RECORD EXCERPTS:
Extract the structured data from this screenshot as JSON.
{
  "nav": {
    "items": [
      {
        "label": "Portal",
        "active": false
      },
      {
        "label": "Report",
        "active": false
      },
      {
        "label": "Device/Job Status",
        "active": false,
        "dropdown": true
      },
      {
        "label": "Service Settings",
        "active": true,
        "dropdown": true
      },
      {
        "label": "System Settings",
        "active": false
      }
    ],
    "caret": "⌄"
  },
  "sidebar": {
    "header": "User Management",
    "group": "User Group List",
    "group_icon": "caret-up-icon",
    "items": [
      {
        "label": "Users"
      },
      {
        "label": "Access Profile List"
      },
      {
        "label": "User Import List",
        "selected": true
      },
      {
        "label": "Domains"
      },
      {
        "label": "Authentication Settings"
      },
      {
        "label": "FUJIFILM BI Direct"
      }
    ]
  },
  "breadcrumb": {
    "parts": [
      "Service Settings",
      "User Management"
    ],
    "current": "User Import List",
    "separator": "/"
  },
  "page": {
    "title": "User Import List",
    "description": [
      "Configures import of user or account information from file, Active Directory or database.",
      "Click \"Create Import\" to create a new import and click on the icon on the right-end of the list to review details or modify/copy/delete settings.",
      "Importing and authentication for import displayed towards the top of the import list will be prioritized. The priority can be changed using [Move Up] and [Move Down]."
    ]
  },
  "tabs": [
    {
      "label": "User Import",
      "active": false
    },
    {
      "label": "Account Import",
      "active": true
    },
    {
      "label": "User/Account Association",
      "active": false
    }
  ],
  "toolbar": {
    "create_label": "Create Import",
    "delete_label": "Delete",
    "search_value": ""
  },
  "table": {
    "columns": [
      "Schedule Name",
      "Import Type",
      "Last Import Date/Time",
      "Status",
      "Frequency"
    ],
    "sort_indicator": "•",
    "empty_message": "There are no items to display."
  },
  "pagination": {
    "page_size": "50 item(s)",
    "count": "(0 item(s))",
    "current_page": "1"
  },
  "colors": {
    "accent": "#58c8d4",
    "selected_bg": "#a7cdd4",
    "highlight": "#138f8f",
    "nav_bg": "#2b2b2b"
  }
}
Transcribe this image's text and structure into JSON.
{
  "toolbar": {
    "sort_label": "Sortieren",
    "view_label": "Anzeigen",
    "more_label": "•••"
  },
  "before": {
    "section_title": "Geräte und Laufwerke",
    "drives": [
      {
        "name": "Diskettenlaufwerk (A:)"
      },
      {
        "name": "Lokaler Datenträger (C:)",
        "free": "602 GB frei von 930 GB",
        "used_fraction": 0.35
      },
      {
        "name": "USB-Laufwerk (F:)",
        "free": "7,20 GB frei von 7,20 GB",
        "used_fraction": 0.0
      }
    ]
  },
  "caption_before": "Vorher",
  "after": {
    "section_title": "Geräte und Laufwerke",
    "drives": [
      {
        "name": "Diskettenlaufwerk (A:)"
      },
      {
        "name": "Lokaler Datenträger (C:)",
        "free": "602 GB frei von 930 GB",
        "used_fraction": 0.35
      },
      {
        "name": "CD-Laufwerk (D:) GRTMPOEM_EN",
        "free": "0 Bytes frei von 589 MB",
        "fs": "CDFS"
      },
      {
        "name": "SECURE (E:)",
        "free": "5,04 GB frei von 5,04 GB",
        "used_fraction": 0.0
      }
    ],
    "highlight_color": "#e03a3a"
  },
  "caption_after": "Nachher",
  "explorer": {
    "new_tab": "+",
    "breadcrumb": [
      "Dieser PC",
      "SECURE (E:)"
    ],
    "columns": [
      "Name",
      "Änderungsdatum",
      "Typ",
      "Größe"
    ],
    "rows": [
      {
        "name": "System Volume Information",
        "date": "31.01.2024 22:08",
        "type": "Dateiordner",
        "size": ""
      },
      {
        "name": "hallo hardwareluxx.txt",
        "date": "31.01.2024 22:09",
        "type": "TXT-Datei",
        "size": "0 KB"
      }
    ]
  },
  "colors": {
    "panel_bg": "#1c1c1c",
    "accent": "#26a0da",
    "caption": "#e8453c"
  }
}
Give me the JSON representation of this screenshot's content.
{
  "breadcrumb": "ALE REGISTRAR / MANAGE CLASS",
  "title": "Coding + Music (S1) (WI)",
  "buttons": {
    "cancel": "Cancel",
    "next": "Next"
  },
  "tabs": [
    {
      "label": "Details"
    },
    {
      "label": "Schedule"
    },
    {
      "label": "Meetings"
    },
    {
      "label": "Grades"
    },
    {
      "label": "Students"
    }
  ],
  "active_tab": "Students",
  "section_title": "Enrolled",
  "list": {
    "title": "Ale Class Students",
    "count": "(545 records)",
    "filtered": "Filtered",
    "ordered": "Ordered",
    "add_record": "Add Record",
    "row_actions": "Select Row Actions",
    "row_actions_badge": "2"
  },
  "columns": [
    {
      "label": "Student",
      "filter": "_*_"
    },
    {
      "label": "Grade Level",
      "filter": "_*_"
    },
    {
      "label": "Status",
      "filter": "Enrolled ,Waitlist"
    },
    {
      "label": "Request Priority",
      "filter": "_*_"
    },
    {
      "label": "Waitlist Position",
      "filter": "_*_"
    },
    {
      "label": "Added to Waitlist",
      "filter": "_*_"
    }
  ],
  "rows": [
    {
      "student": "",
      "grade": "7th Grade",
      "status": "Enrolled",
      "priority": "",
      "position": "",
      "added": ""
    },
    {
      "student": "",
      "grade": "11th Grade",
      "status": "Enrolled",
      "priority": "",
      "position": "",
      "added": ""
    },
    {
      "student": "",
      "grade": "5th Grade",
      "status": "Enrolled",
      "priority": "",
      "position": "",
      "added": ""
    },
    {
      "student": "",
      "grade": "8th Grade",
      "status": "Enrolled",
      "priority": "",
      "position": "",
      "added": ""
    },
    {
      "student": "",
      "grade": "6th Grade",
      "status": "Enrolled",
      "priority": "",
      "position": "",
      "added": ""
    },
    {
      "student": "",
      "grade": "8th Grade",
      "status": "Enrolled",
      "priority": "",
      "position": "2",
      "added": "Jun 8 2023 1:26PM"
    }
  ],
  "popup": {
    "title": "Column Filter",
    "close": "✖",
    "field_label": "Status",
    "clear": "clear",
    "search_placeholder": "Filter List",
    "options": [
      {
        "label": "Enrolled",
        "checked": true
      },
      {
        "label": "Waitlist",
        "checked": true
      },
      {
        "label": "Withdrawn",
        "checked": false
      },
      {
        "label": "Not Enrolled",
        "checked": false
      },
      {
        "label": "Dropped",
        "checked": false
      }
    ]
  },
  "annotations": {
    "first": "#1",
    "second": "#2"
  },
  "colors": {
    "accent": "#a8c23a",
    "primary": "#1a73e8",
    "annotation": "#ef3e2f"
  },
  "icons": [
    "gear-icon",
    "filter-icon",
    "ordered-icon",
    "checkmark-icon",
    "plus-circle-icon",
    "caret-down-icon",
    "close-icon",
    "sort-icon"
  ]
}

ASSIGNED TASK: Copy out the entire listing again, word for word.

EXERCISE OUTPUT:
Extract the structured data from this screenshot as JSON.
{
  "nav": {
    "items": [
      {
        "label": "Portal",
        "active": false
      },
      {
        "label": "Report",
        "active": false
      },
      {
        "label": "Device/Job Status",
        "active": false,
        "dropdown": true
      },
      {
        "label": "Service Settings",
        "active": true,
        "dropdown": true
      },
      {
        "label": "System Settings",
        "active": false
      }
    ],
    "caret": "⌄"
  },
  "sidebar": {
    "header": "User Management",
    "group": "User Group List",
    "group_icon": "caret-up-icon",
    "items": [
      {
        "label": "Users"
      },
      {
        "label": "Access Profile List"
      },
      {
        "label": "User Import List",
        "selected": true
      },
      {
        "label": "Domains"
      },
      {
        "label": "Authentication Settings"
      },
      {
        "label": "FUJIFILM BI Direct"
      }
    ]
  },
  "breadcrumb": {
    "parts": [
      "Service Settings",
      "User Management"
    ],
    "current": "User Import List",
    "separator": "/"
  },
  "page": {
    "title": "User Import List",
    "description": [
      "Configures import of user or account information from file, Active Directory or database.",
      "Click \"Create Import\" to create a new import and click on the icon on the right-end of the list to review details or modify/copy/delete settings.",
      "Importing and authentication for import displayed towards the top of the import list will be prioritized. The priority can be changed using [Move Up] and [Move Down]."
    ]
  },
  "tabs": [
    {
      "label": "User Import",
      "active": false
    },
    {
      "label": "Account Import",
      "active": true
    },
    {
      "label": "User/Account Association",
      "active": false
    }
  ],
  "toolbar": {
    "create_label": "Create Import",
    "delete_label": "Delete",
    "search_value": ""
  },
  "table": {
    "columns": [
      "Schedule Name",
      "Import Type",
      "Last Import Date/Time",
      "Status",
      "Frequency"
    ],
    "sort_indicator": "•",
    "empty_message": "There are no items to display."
  },
  "pagination": {
    "page_size": "50 item(s)",
    "count": "(0 item(s))",
    "current_page": "1"
  },
  "colors": {
    "accent": "#58c8d4",
    "selected_bg": "#a7cdd4",
    "highlight": "#138f8f",
    "nav_bg": "#2b2b2b"
  }
}
Transcribe this image's text and structure into JSON.
{
  "toolbar": {
    "sort_label": "Sortieren",
    "view_label": "Anzeigen",
    "more_label": "•••"
  },
  "before": {
    "section_title": "Geräte und Laufwerke",
    "drives": [
      {
        "name": "Diskettenlaufwerk (A:)"
      },
      {
        "name": "Lokaler Datenträger (C:)",
        "free": "602 GB frei von 930 GB",
        "used_fraction": 0.35
      },
      {
        "name": "USB-Laufwerk (F:)",
        "free": "7,20 GB frei von 7,20 GB",
        "used_fraction": 0.0
      }
    ]
  },
  "caption_before": "Vorher",
  "after": {
    "section_title": "Geräte und Laufwerke",
    "drives": [
      {
        "name": "Diskettenlaufwerk (A:)"
      },
      {
        "name": "Lokaler Datenträger (C:)",
        "free": "602 GB frei von 930 GB",
        "used_fraction": 0.35
      },
      {
        "name": "CD-Laufwerk (D:) GRTMPOEM_EN",
        "free": "0 Bytes frei von 589 MB",
        "fs": "CDFS"
      },
      {
        "name": "SECURE (E:)",
        "free": "5,04 GB frei von 5,04 GB",
        "used_fraction": 0.0
      }
    ],
    "highlight_color": "#e03a3a"
  },
  "caption_after": "Nachher",
  "explorer": {
    "new_tab": "+",
    "breadcrumb": [
      "Dieser PC",
      "SECURE (E:)"
    ],
    "columns": [
      "Name",
      "Änderungsdatum",
      "Typ",
      "Größe"
    ],
    "rows": [
      {
        "name": "System Volume Information",
        "date": "31.01.2024 22:08",
        "type": "Dateiordner",
        "size": ""
      },
      {
        "name": "hallo hardwareluxx.txt",
        "date": "31.01.2024 22:09",
        "type": "TXT-Datei",
        "size": "0 KB"
      }
    ]
  },
  "colors": {
    "panel_bg": "#1c1c1c",
    "accent": "#26a0da",
    "caption": "#e8453c"
  }
}
Give me the JSON representation of this screenshot's content.
{
  "breadcrumb": "ALE REGISTRAR / MANAGE CLASS",
  "title": "Coding + Music (S1) (WI)",
  "buttons": {
    "cancel": "Cancel",
    "next": "Next"
  },
  "tabs": [
    {
      "label": "Details"
    },
    {
      "label": "Schedule"
    },
    {
      "label": "Meetings"
    },
    {
      "label": "Grades"
    },
    {
      "label": "Students"
    }
  ],
  "active_tab": "Students",
  "section_title": "Enrolled",
  "list": {
    "title": "Ale Class Students",
    "count": "(545 records)",
    "filtered": "Filtered",
    "ordered": "Ordered",
    "add_record": "Add Record",
    "row_actions": "Select Row Actions",
    "row_actions_badge": "2"
  },
  "columns": [
    {
      "label": "Student",
      "filter": "_*_"
    },
    {
      "label": "Grade Level",
      "filter": "_*_"
    },
    {
      "label": "Status",
      "filter": "Enrolled ,Waitlist"
    },
    {
      "label": "Request Priority",
      "filter": "_*_"
    },
    {
      "label": "Waitlist Position",
      "filter": "_*_"
    },
    {
      "label": "Added to Waitlist",
      "filter": "_*_"
    }
  ],
  "rows": [
    {
      "student": "",
      "grade": "7th Grade",
      "status": "Enrolled",
      "priority": "",
      "position": "",
      "added": ""
    },
    {
      "student": "",
      "grade": "11th Grade",
      "status": "Enrolled",
      "priority": "",
      "position": "",
      "added": ""
    },
    {
      "student": "",
      "grade": "5th Grade",
      "status": "Enrolled",
      "priority": "",
      "position": "",
      "added": ""
    },
    {
      "student": "",
      "grade": "8th Grade",
      "status": "Enrolled",
      "priority": "",
      "position": "",
      "added": ""
    },
    {
      "student": "",
      "grade": "6th Grade",
      "status": "Enrolled",
      "priority": "",
      "position": "",
      "added": ""
    },
    {
      "student": "",
      "grade": "8th Grade",
      "status": "Enrolled",
      "priority": "",
      "position": "2",
      "added": "Jun 8 2023 1:26PM"
    }
  ],
  "popup": {
    "title": "Column Filter",
    "close": "✖",
    "field_label": "Status",
    "clear": "clear",
    "search_placeholder": "Filter List",
    "options": [
      {
        "label": "Enrolled",
        "checked": true
      },
      {
        "label": "Waitlist",
        "checked": true
      },
      {
        "label": "Withdrawn",
        "checked": false
      },
      {
        "label": "Not Enrolled",
        "checked": false
      },
      {
        "label": "Dropped",
        "checked": false
      }
    ]
  },
  "annotations": {
    "first": "#1",
    "second": "#2"
  },
  "colors": {
    "accent": "#a8c23a",
    "primary": "#1a73e8",
    "annotation": "#ef3e2f"
  },
  "icons": [
    "gear-icon",
    "filter-icon",
    "ordered-icon",
    "checkmark-icon",
    "plus-circle-icon",
    "caret-down-icon",
    "close-icon",
    "sort-icon"
  ]
}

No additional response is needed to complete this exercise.